Exercise prompt: Among the entries below, find the lines with the word "text" and return them.

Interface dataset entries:
*** Block opens ***
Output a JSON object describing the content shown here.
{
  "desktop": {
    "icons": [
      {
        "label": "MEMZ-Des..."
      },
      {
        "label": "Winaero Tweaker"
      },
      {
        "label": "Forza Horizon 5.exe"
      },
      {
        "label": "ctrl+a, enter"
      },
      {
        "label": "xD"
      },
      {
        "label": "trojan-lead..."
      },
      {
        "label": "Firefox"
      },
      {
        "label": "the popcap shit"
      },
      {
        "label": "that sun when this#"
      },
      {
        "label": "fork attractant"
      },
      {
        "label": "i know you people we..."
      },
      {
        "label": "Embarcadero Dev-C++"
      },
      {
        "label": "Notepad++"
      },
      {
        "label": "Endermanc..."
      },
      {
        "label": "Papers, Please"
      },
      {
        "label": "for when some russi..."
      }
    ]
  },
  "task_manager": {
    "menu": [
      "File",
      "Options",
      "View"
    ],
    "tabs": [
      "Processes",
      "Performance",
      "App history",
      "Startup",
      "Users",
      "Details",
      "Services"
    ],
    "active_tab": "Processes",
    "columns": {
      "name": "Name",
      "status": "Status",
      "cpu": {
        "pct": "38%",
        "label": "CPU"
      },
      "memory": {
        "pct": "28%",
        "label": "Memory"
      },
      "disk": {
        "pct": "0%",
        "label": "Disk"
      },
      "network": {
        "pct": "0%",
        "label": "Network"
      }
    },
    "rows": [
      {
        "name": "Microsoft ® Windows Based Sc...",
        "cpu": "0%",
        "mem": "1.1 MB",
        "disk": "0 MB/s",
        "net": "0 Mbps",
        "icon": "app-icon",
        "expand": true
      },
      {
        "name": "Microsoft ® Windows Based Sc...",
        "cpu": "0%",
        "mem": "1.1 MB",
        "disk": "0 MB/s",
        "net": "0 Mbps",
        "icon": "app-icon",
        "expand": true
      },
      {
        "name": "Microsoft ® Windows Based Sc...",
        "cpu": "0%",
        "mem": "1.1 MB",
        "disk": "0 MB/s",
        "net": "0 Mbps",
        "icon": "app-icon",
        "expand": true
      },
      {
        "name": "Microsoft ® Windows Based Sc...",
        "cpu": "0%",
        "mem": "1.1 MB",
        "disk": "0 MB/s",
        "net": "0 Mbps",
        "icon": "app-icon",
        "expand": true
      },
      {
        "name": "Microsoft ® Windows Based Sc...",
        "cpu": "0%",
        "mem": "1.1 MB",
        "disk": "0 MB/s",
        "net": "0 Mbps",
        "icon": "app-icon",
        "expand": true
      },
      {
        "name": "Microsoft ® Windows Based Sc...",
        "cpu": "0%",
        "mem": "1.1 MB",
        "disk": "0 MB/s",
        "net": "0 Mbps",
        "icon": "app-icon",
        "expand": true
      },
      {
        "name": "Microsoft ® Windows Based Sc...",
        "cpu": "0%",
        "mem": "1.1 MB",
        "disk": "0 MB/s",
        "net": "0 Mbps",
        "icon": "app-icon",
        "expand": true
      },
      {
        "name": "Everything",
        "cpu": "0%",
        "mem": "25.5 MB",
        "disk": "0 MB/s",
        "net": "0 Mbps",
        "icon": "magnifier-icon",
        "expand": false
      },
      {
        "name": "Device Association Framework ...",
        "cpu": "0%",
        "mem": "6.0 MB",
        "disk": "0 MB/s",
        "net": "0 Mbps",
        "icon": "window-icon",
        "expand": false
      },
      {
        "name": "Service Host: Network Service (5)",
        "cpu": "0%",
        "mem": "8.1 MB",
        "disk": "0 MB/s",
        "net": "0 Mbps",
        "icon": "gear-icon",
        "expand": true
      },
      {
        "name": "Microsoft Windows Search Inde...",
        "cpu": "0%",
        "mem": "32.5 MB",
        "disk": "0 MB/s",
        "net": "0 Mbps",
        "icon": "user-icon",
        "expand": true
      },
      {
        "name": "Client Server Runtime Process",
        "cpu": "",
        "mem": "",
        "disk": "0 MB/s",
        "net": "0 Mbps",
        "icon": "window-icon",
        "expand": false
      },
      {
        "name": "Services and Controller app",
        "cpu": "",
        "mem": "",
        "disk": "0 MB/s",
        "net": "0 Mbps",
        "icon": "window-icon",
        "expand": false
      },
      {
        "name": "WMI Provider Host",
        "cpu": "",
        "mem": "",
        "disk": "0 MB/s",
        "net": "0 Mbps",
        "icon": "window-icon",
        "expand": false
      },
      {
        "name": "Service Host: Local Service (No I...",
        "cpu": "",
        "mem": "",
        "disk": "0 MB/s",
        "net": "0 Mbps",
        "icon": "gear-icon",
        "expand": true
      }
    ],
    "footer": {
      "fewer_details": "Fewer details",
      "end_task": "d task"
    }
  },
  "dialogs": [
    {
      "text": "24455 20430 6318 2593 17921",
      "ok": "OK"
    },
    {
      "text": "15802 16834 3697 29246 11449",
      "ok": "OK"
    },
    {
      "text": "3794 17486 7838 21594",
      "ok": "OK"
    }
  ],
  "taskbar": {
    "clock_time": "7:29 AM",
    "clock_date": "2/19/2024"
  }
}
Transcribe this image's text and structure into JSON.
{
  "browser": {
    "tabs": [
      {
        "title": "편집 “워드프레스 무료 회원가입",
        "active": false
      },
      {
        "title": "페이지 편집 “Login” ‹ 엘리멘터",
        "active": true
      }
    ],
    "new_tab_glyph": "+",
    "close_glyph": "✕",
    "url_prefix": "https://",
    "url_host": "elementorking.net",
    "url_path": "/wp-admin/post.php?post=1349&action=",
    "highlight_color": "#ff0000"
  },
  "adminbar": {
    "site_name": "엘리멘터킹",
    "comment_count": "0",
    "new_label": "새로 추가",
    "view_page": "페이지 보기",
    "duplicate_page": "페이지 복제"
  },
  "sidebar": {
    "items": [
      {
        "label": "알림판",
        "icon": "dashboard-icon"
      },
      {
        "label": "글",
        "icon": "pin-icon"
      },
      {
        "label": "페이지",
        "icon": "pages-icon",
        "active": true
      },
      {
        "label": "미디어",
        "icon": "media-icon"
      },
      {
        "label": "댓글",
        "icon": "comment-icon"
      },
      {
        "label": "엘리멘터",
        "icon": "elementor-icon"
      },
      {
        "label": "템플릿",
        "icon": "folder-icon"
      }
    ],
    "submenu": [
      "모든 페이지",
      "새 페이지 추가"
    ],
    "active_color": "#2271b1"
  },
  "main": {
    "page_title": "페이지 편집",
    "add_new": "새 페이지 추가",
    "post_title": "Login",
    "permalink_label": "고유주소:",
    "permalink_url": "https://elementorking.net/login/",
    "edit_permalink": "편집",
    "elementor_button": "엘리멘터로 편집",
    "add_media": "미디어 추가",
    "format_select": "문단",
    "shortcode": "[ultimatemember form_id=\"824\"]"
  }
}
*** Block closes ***
Reply to the exercise:
      "text": "24455 20430 6318 2593 17921",
      "text": "15802 16834 3697 29246 11449",
      "text": "3794 17486 7838 21594",
Transcribe this image's text and structure into JSON.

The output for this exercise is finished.